Betaseron (interferon beta 1b) for Multiple Sclerosis

Betaseron (interferon beta 1b) is an anti-inflammatory therapy for multiple sclerosis currently produced by Bayer HealthCare. It is a formulation of interferon beta 1b indicated for patients with relapsing-remitting multiple sclerosis (RRMS). In clinical trials, Betaseron was shown to reduce the number of flare-ups in patients who have had their first symptoms of MS and have signs of MS according to magnetic resonance imaging (MRI).

History of Betaseron

Multiple clinical trials have been conducted to demonstrate the safety and efficacy of Betaseron in MS patients, and studies continue to be conducted. These studies led to the original approval for Betaseron by the U.S. Food and Drug Administration in 1993.

One major study used to submit Betaseron to the FDA for approval was a two-year study in which Betaseron delayed the time to a second flare-up in patients with clinically isolated symptoms.

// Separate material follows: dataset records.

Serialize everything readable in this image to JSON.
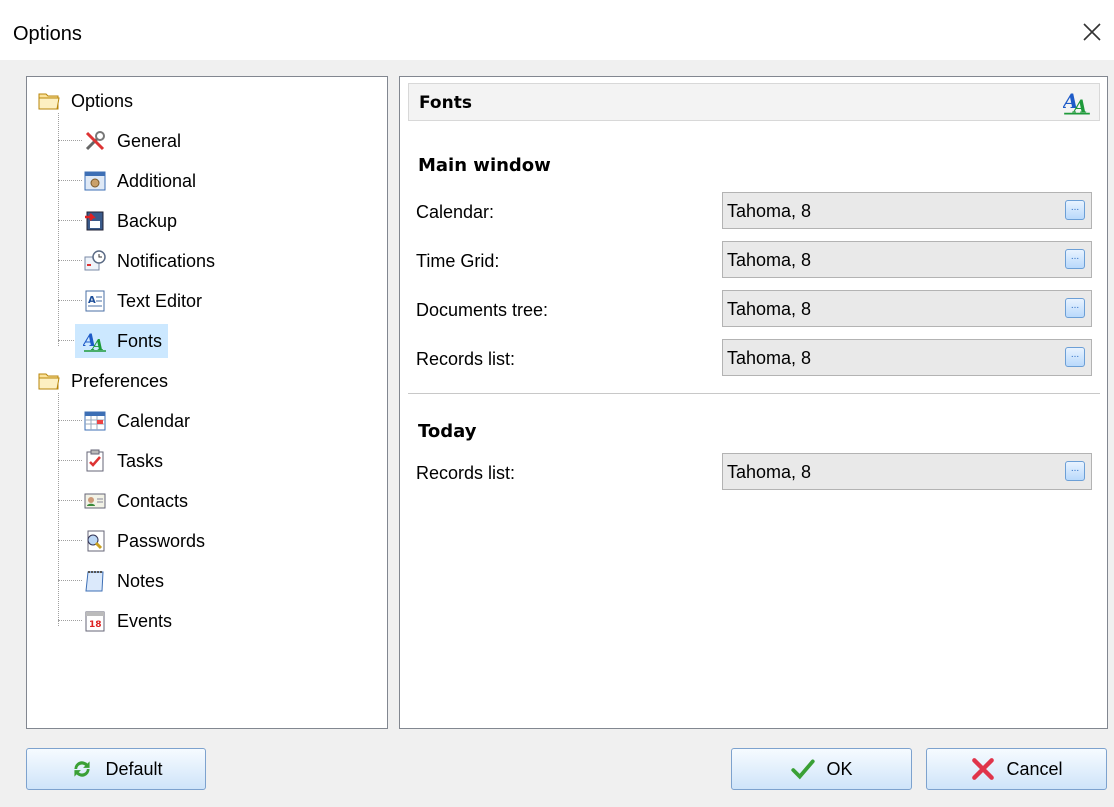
{
  "window": {
    "title": "Options"
  },
  "tree": {
    "groups": [
      {
        "label": "Options",
        "icon": "folder-icon",
        "items": [
          {
            "label": "General",
            "icon": "wrench-icon"
          },
          {
            "label": "Additional",
            "icon": "settings-window-icon"
          },
          {
            "label": "Backup",
            "icon": "backup-icon"
          },
          {
            "label": "Notifications",
            "icon": "notification-clock-icon"
          },
          {
            "label": "Text Editor",
            "icon": "text-editor-icon"
          },
          {
            "label": "Fonts",
            "icon": "fonts-icon",
            "selected": true
          }
        ]
      },
      {
        "label": "Preferences",
        "icon": "folder-icon",
        "items": [
          {
            "label": "Calendar",
            "icon": "calendar-icon"
          },
          {
            "label": "Tasks",
            "icon": "tasks-checklist-icon"
          },
          {
            "label": "Contacts",
            "icon": "contact-card-icon"
          },
          {
            "label": "Passwords",
            "icon": "passwords-magnifier-icon"
          },
          {
            "label": "Notes",
            "icon": "notepad-icon"
          },
          {
            "label": "Events",
            "icon": "calendar-date-18-icon"
          }
        ]
      }
    ]
  },
  "content": {
    "header": "Fonts",
    "sections": [
      {
        "title": "Main window",
        "rows": [
          {
            "label": "Calendar:",
            "value": "Tahoma, 8",
            "button": "..."
          },
          {
            "label": "Time Grid:",
            "value": "Tahoma, 8",
            "button": "..."
          },
          {
            "label": "Documents tree:",
            "value": "Tahoma, 8",
            "button": "..."
          },
          {
            "label": "Records list:",
            "value": "Tahoma, 8",
            "button": "..."
          }
        ]
      },
      {
        "title": "Today",
        "rows": [
          {
            "label": "Records list:",
            "value": "Tahoma, 8",
            "button": "..."
          }
        ]
      }
    ]
  },
  "buttons": {
    "default": "Default",
    "ok": "OK",
    "cancel": "Cancel"
  },
  "colors": {
    "selection": "#cce8ff",
    "button_border": "#7da2ce",
    "ok_check": "#3aa035",
    "cancel_x": "#e0344a",
    "font_icon_blue": "#1e5bc8",
    "font_icon_green": "#1e9a3a"
  }
}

In that study, patients started treatment soon after experiencing their first MS flare —  292 patients were treated with Betaseron and 176 patients were treated with placebo. Results showed a significantly reduced risk for a second flare with Betaseron treatment. The likelihood for Betaseron-treated patients to experience a flare was 28 percent, compared to 45 percent for placebo-treated patients.

In this same study, Betaseron also reduced the number of newly active brain lesions detectable by MRI. Among 292 Betaseron-treated patients, an average of 3.7 newly active brain lesions were detected, compared to 8.5 newly active brain lesions in placebo-treated patients. Although Betaseron reduces the time to a second flare-up and the number of newly active brain lesions, there is no current evidence to suggest that Betaseron reduces disability.

How Betaseron Works

Similar to other interferon beta 1b formulations, such as Extavia from Novartis, Betaseron reduces inflammation in the nervous system. As a cytokine (a protein produced by the body that can influence the immune response), it influences cells in the nervous system to produce fewer pro-inflammatory agents and more anti-inflammatory agents, thus protecting neurons from damage. It may also prevent immune cells from crossing the blood-brain barrier (BBB), stopping them from reaching the neurons in the central nervous system (CNS).

Other Information

Betaseron is delivered via the BetaConnect autoinjector. BetaConnect delivers 0.3 mg of Betaseron by subcutaneous injection.

On May 30, 2017, Bayer received FDA approval for a license to link their BetaConnect autoinjector to a smartphone app, myBETAapp, supporting patients by tracking their injection history and giving the option to share the information with healthcare professionals.

Betaseron is associated with several potential side effects, including liver failure, allergic reactions, depression, heart problems and flu-like symptoms.

Multiple Sclerosis News Today is strictly a news and information website about the disease. It does not provide medical advice, diagnosis or treatment. This content is not intended to be a substitute for professional medical advice, diagnosis, or treatment. Always seek the advice of your physician or other qualified health provider with any questions you may have regarding a medical condition. Never disregard professional medical advice or delay in seeking it because of something you have read on this website.

Dancing Doodle

Did you know some of the news and columns on Multiple Sclerosis News Today are recorded and available for listening on SoundCloud? These flash briefings give our readers an alternative option for accessing information important for them.

Listen Here